Aim of the task:
Where the word "Sales" occurs in a line of the listing, please copy the line.
*** Opening Source information ***
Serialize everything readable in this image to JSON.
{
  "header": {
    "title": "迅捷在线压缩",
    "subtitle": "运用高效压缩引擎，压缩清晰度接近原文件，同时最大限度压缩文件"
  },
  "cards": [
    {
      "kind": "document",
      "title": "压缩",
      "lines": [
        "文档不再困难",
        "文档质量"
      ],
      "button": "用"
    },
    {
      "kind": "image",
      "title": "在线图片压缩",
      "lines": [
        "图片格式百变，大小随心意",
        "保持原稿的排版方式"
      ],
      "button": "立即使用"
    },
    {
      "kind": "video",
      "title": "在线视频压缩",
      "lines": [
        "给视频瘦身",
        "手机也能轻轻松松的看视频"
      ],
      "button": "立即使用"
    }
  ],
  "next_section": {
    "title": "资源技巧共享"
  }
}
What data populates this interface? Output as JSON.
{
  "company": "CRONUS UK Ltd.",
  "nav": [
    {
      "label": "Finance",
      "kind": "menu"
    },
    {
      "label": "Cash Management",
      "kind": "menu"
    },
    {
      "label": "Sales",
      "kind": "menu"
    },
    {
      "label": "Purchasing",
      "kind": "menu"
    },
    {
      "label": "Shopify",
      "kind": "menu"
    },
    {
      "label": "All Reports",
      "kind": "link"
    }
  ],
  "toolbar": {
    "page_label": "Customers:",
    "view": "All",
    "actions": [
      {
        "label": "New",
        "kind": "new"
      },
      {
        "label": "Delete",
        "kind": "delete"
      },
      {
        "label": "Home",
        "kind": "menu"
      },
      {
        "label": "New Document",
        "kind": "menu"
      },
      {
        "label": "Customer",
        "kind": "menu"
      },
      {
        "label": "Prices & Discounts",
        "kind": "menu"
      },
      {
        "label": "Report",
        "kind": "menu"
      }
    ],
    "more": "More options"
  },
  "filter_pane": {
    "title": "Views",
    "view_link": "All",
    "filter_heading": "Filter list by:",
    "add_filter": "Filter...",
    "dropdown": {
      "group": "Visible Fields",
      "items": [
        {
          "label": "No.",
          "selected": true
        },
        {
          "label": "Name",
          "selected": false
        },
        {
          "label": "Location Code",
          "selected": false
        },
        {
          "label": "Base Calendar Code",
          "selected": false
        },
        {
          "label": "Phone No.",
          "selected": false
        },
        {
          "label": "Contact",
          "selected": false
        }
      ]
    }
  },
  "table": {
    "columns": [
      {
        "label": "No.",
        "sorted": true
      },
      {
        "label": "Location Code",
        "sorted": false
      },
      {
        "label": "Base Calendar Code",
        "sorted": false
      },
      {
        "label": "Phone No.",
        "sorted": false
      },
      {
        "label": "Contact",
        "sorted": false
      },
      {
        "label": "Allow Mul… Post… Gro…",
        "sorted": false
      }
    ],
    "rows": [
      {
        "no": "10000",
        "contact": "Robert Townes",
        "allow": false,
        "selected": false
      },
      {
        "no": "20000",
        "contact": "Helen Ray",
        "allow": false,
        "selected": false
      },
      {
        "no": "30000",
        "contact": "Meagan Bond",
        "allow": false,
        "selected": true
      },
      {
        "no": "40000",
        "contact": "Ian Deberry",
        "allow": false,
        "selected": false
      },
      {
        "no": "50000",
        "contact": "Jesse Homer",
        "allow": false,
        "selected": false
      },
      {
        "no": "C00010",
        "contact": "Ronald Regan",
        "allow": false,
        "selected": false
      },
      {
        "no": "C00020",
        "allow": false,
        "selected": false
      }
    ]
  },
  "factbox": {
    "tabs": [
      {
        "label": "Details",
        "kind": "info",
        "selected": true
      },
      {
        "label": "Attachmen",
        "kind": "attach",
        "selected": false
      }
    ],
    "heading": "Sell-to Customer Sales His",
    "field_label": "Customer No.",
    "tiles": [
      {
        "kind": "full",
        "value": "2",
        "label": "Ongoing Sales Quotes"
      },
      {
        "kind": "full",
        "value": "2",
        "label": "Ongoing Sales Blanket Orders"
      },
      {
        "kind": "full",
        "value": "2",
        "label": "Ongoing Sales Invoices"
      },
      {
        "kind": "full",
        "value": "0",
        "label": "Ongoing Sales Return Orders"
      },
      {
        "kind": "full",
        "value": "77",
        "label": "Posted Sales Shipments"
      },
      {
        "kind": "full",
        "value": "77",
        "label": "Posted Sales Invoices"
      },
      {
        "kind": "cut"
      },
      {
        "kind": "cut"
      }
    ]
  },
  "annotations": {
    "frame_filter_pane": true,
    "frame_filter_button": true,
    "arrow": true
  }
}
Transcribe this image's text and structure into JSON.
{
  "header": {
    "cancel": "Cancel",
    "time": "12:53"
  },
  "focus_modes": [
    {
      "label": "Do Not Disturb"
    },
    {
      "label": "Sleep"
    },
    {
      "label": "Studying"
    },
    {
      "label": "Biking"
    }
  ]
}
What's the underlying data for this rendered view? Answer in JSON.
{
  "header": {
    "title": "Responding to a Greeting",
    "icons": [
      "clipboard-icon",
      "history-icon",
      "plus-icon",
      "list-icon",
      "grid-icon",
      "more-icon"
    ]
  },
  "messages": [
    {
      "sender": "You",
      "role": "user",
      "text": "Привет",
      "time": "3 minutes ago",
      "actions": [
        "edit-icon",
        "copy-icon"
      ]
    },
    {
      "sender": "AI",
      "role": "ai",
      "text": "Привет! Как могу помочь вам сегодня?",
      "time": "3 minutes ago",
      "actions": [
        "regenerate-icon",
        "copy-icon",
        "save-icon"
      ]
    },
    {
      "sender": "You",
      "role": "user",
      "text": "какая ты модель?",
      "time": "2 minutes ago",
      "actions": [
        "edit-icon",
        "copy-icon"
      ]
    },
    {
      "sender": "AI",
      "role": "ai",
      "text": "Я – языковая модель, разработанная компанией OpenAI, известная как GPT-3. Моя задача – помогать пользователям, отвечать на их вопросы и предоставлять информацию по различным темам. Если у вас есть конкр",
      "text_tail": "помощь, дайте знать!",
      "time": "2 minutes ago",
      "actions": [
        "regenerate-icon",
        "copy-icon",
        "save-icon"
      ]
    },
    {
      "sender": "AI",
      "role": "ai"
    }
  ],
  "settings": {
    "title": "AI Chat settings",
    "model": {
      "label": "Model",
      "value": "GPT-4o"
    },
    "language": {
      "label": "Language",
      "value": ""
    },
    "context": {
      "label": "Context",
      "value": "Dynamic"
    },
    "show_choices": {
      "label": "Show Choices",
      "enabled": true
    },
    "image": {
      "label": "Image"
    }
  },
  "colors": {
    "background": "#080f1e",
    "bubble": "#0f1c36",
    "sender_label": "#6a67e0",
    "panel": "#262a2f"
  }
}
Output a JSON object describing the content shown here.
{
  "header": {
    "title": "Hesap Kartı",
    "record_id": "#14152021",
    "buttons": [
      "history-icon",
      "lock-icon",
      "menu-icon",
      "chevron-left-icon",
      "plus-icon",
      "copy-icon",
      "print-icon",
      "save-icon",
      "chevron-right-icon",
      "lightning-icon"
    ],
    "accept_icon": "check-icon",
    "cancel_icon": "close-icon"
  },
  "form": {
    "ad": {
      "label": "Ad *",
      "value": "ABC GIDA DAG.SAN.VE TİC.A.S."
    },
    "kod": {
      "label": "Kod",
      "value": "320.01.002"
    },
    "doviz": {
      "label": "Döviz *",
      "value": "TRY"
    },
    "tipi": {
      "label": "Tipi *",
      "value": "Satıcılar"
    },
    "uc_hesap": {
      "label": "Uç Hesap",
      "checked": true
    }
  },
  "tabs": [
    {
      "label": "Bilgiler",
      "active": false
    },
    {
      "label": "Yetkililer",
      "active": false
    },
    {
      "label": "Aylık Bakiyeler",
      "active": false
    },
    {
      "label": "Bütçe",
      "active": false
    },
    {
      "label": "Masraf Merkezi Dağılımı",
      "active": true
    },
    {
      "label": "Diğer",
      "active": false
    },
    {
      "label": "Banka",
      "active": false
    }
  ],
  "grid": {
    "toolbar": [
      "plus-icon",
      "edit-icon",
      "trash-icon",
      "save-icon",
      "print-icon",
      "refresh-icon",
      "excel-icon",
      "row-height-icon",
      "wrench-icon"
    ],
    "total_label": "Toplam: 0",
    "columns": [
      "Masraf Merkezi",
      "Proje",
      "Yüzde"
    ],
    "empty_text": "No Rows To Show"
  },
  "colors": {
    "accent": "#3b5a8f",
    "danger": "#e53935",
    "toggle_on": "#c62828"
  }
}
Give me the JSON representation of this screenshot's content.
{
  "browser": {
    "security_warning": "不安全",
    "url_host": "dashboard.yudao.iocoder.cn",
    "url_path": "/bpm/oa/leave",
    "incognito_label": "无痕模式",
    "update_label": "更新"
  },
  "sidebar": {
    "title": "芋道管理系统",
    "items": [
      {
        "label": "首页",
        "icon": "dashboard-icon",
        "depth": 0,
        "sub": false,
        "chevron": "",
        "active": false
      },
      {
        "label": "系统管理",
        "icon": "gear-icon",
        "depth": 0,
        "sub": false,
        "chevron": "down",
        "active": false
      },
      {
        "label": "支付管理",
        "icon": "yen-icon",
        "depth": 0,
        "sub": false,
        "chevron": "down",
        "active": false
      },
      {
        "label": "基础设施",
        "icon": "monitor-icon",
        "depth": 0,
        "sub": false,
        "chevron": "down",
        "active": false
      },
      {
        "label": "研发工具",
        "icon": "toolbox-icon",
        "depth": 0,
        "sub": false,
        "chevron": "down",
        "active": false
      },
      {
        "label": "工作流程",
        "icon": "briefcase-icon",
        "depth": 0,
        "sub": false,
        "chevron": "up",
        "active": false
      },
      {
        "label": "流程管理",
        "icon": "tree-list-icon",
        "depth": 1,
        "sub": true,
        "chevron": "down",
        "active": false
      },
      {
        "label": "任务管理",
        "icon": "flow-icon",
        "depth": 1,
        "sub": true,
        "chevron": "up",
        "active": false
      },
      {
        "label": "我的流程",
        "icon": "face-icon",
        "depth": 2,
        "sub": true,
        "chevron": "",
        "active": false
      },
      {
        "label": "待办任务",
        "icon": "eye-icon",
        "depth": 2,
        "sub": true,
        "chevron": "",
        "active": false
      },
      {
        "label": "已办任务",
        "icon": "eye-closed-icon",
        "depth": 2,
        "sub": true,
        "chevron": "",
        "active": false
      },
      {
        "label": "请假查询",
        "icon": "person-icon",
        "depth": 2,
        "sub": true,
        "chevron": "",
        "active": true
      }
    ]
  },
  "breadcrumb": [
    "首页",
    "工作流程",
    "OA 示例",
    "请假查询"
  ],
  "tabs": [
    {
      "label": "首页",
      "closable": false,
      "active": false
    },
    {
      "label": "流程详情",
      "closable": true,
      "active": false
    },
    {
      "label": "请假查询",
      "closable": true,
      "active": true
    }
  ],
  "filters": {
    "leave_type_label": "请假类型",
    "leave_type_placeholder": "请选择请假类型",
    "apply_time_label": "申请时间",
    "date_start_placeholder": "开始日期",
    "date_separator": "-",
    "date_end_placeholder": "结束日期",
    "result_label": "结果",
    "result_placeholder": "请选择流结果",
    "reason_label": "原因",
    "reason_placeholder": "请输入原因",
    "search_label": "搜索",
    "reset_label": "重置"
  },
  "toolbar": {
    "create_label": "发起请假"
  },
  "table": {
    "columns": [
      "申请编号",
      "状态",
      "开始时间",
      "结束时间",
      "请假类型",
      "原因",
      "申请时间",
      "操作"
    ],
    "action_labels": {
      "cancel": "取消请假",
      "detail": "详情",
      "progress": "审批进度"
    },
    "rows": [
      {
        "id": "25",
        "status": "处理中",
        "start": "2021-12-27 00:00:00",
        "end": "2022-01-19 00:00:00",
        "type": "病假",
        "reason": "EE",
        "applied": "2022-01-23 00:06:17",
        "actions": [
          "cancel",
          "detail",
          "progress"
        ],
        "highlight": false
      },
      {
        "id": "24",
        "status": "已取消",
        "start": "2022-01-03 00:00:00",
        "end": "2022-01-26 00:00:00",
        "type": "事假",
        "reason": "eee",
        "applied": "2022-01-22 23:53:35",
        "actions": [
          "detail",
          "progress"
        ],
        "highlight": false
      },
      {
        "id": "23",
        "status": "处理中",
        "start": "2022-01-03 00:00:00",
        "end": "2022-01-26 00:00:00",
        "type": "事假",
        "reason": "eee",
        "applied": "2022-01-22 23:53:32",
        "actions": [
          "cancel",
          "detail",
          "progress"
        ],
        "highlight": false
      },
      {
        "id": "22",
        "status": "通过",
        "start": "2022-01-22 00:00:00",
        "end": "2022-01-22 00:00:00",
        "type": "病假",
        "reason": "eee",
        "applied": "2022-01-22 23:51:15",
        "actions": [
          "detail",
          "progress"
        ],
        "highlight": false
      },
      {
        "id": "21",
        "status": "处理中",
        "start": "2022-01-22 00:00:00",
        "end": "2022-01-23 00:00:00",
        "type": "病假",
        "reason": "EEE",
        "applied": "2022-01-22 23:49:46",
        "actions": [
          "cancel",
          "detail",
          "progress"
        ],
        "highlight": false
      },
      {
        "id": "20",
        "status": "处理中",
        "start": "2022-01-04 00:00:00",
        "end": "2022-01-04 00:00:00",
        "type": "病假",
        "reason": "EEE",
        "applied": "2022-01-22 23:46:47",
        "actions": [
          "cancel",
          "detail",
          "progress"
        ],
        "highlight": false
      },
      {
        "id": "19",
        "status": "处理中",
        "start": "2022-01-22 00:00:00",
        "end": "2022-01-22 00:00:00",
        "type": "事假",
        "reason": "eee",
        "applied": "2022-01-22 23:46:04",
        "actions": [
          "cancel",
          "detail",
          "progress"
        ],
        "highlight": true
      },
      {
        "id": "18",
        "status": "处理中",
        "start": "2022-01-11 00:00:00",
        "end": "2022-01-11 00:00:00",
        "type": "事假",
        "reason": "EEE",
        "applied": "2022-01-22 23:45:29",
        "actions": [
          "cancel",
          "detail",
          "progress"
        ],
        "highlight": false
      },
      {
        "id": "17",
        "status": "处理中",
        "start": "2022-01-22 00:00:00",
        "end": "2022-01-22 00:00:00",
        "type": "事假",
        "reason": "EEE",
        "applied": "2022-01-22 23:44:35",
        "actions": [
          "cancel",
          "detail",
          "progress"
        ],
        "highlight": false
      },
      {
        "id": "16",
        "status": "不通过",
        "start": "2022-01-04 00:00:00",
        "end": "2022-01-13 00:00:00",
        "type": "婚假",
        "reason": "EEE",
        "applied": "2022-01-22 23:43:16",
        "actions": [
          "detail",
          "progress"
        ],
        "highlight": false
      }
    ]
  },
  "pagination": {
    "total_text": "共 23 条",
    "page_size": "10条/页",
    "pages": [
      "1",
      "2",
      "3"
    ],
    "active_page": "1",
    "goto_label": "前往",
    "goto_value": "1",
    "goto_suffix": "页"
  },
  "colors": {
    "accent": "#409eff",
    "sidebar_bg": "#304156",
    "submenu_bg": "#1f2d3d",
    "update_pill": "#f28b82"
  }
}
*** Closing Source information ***
Output for this exercise:
      "label": "Sales",
    "heading": "Sell-to Customer Sales His",
        "label": "Ongoing Sales Quotes"
        "label": "Ongoing Sales Blanket Orders"
        "label": "Ongoing Sales Invoices"
        "label": "Ongoing Sales Return Orders"
        "label": "Posted Sales Shipments"
        "label": "Posted Sales Invoices"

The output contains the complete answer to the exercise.